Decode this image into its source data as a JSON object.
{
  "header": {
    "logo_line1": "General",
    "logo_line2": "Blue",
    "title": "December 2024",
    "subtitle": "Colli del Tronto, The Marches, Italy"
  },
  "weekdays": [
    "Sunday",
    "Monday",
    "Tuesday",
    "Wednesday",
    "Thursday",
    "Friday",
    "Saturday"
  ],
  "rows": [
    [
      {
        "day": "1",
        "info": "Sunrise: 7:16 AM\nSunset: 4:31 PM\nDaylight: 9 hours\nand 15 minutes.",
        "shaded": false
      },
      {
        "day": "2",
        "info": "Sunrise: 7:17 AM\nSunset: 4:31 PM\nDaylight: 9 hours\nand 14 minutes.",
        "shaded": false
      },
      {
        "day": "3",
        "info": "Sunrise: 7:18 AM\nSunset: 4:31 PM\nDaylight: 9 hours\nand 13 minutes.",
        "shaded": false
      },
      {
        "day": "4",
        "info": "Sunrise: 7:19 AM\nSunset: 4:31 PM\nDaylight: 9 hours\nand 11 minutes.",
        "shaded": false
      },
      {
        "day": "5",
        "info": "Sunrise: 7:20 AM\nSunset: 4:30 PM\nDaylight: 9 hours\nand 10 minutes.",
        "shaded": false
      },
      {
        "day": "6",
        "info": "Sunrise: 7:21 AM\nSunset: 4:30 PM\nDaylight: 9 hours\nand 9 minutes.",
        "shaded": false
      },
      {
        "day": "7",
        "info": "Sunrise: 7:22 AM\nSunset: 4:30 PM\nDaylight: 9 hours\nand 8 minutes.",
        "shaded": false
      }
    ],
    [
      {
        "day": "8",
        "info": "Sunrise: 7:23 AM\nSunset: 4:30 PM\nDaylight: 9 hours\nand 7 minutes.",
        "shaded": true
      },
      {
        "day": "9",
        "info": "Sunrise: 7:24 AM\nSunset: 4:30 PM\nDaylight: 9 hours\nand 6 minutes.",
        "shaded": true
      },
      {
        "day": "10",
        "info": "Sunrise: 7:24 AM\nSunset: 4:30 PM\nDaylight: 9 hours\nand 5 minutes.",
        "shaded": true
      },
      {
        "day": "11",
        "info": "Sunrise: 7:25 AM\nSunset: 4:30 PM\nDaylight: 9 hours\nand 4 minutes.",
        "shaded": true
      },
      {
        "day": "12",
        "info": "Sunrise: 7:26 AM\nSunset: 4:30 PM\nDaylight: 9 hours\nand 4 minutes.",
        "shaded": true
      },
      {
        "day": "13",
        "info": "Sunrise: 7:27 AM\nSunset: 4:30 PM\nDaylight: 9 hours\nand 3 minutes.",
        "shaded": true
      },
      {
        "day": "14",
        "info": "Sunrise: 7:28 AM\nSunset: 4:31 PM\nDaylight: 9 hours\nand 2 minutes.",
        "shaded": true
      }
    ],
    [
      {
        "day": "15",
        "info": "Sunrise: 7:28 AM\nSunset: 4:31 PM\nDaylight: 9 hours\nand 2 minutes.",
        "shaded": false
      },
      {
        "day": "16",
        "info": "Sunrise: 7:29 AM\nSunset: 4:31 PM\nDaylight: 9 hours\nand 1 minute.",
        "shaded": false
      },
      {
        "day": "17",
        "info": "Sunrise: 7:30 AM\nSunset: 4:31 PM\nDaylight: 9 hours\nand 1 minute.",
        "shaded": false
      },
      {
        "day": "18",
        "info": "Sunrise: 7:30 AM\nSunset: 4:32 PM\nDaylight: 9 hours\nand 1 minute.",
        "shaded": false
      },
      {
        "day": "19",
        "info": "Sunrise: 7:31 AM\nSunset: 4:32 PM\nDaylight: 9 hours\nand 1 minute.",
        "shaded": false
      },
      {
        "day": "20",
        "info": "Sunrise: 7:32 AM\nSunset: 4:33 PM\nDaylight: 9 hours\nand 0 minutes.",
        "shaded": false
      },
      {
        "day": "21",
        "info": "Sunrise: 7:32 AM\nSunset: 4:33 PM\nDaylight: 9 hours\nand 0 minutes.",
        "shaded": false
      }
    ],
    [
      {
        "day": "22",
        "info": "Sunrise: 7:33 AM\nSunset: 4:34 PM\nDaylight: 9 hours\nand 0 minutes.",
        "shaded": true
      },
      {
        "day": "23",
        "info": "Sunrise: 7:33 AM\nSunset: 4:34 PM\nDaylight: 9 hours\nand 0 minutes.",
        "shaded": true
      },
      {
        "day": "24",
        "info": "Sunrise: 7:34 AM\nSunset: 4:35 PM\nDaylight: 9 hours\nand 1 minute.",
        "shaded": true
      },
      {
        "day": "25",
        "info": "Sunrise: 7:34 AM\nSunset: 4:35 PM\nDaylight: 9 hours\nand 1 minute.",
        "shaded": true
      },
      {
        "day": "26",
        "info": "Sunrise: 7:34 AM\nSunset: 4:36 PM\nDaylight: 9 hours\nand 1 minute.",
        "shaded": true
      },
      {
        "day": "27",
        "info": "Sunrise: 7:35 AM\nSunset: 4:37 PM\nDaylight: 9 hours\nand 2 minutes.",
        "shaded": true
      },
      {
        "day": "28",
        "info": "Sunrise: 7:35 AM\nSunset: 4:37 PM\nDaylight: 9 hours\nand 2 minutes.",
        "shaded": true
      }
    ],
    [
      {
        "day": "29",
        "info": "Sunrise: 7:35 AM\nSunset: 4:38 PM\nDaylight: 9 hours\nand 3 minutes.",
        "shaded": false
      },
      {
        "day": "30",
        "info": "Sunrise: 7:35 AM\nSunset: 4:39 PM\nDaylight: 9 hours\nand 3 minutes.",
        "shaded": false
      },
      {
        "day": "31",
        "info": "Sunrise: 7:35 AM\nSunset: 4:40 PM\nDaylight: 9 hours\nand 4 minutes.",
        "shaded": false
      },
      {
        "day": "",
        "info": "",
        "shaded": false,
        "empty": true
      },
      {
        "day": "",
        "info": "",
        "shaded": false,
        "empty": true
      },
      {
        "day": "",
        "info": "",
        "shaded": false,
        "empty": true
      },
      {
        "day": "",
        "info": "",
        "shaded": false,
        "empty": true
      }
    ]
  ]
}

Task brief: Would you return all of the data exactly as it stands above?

Result of this exercise:
Decode this image into its source data as a JSON object.
{
  "header": {
    "logo_line1": "General",
    "logo_line2": "Blue",
    "title": "December 2024",
    "subtitle": "Colli del Tronto, The Marches, Italy"
  },
  "weekdays": [
    "Sunday",
    "Monday",
    "Tuesday",
    "Wednesday",
    "Thursday",
    "Friday",
    "Saturday"
  ],
  "rows": [
    [
      {
        "day": "1",
        "info": "Sunrise: 7:16 AM\nSunset: 4:31 PM\nDaylight: 9 hours\nand 15 minutes.",
        "shaded": false
      },
      {
        "day": "2",
        "info": "Sunrise: 7:17 AM\nSunset: 4:31 PM\nDaylight: 9 hours\nand 14 minutes.",
        "shaded": false
      },
      {
        "day": "3",
        "info": "Sunrise: 7:18 AM\nSunset: 4:31 PM\nDaylight: 9 hours\nand 13 minutes.",
        "shaded": false
      },
      {
        "day": "4",
        "info": "Sunrise: 7:19 AM\nSunset: 4:31 PM\nDaylight: 9 hours\nand 11 minutes.",
        "shaded": false
      },
      {
        "day": "5",
        "info": "Sunrise: 7:20 AM\nSunset: 4:30 PM\nDaylight: 9 hours\nand 10 minutes.",
        "shaded": false
      },
      {
        "day": "6",
        "info": "Sunrise: 7:21 AM\nSunset: 4:30 PM\nDaylight: 9 hours\nand 9 minutes.",
        "shaded": false
      },
      {
        "day": "7",
        "info": "Sunrise: 7:22 AM\nSunset: 4:30 PM\nDaylight: 9 hours\nand 8 minutes.",
        "shaded": false
      }
    ],
    [
      {
        "day": "8",
        "info": "Sunrise: 7:23 AM\nSunset: 4:30 PM\nDaylight: 9 hours\nand 7 minutes.",
        "shaded": true
      },
      {
        "day": "9",
        "info": "Sunrise: 7:24 AM\nSunset: 4:30 PM\nDaylight: 9 hours\nand 6 minutes.",
        "shaded": true
      },
      {
        "day": "10",
        "info": "Sunrise: 7:24 AM\nSunset: 4:30 PM\nDaylight: 9 hours\nand 5 minutes.",
        "shaded": true
      },
      {
        "day": "11",
        "info": "Sunrise: 7:25 AM\nSunset: 4:30 PM\nDaylight: 9 hours\nand 4 minutes.",
        "shaded": true
      },
      {
        "day": "12",
        "info": "Sunrise: 7:26 AM\nSunset: 4:30 PM\nDaylight: 9 hours\nand 4 minutes.",
        "shaded": true
      },
      {
        "day": "13",
        "info": "Sunrise: 7:27 AM\nSunset: 4:30 PM\nDaylight: 9 hours\nand 3 minutes.",
        "shaded": true
      },
      {
        "day": "14",
        "info": "Sunrise: 7:28 AM\nSunset: 4:31 PM\nDaylight: 9 hours\nand 2 minutes.",
        "shaded": true
      }
    ],
    [
      {
        "day": "15",
        "info": "Sunrise: 7:28 AM\nSunset: 4:31 PM\nDaylight: 9 hours\nand 2 minutes.",
        "shaded": false
      },
      {
        "day": "16",
        "info": "Sunrise: 7:29 AM\nSunset: 4:31 PM\nDaylight: 9 hours\nand 1 minute.",
        "shaded": false
      },
      {
        "day": "17",
        "info": "Sunrise: 7:30 AM\nSunset: 4:31 PM\nDaylight: 9 hours\nand 1 minute.",
        "shaded": false
      },
      {
        "day": "18",
        "info": "Sunrise: 7:30 AM\nSunset: 4:32 PM\nDaylight: 9 hours\nand 1 minute.",
        "shaded": false
      },
      {
        "day": "19",
        "info": "Sunrise: 7:31 AM\nSunset: 4:32 PM\nDaylight: 9 hours\nand 1 minute.",
        "shaded": false
      },
      {
        "day": "20",
        "info": "Sunrise: 7:32 AM\nSunset: 4:33 PM\nDaylight: 9 hours\nand 0 minutes.",
        "shaded": false
      },
      {
        "day": "21",
        "info": "Sunrise: 7:32 AM\nSunset: 4:33 PM\nDaylight: 9 hours\nand 0 minutes.",
        "shaded": false
      }
    ],
    [
      {
        "day": "22",
        "info": "Sunrise: 7:33 AM\nSunset: 4:34 PM\nDaylight: 9 hours\nand 0 minutes.",
        "shaded": true
      },
      {
        "day": "23",
        "info": "Sunrise: 7:33 AM\nSunset: 4:34 PM\nDaylight: 9 hours\nand 0 minutes.",
        "shaded": true
      },
      {
        "day": "24",
        "info": "Sunrise: 7:34 AM\nSunset: 4:35 PM\nDaylight: 9 hours\nand 1 minute.",
        "shaded": true
      },
      {
        "day": "25",
        "info": "Sunrise: 7:34 AM\nSunset: 4:35 PM\nDaylight: 9 hours\nand 1 minute.",
        "shaded": true
      },
      {
        "day": "26",
        "info": "Sunrise: 7:34 AM\nSunset: 4:36 PM\nDaylight: 9 hours\nand 1 minute.",
        "shaded": true
      },
      {
        "day": "27",
        "info": "Sunrise: 7:35 AM\nSunset: 4:37 PM\nDaylight: 9 hours\nand 2 minutes.",
        "shaded": true
      },
      {
        "day": "28",
        "info": "Sunrise: 7:35 AM\nSunset: 4:37 PM\nDaylight: 9 hours\nand 2 minutes.",
        "shaded": true
      }
    ],
    [
      {
        "day": "29",
        "info": "Sunrise: 7:35 AM\nSunset: 4:38 PM\nDaylight: 9 hours\nand 3 minutes.",
        "shaded": false
      },
      {
        "day": "30",
        "info": "Sunrise: 7:35 AM\nSunset: 4:39 PM\nDaylight: 9 hours\nand 3 minutes.",
        "shaded": false
      },
      {
        "day": "31",
        "info": "Sunrise: 7:35 AM\nSunset: 4:40 PM\nDaylight: 9 hours\nand 4 minutes.",
        "shaded": false
      },
      {
        "day": "",
        "info": "",
        "shaded": false,
        "empty": true
      },
      {
        "day": "",
        "info": "",
        "shaded": false,
        "empty": true
      },
      {
        "day": "",
        "info": "",
        "shaded": false,
        "empty": true
      },
      {
        "day": "",
        "info": "",
        "shaded": false,
        "empty": true
      }
    ]
  ]
}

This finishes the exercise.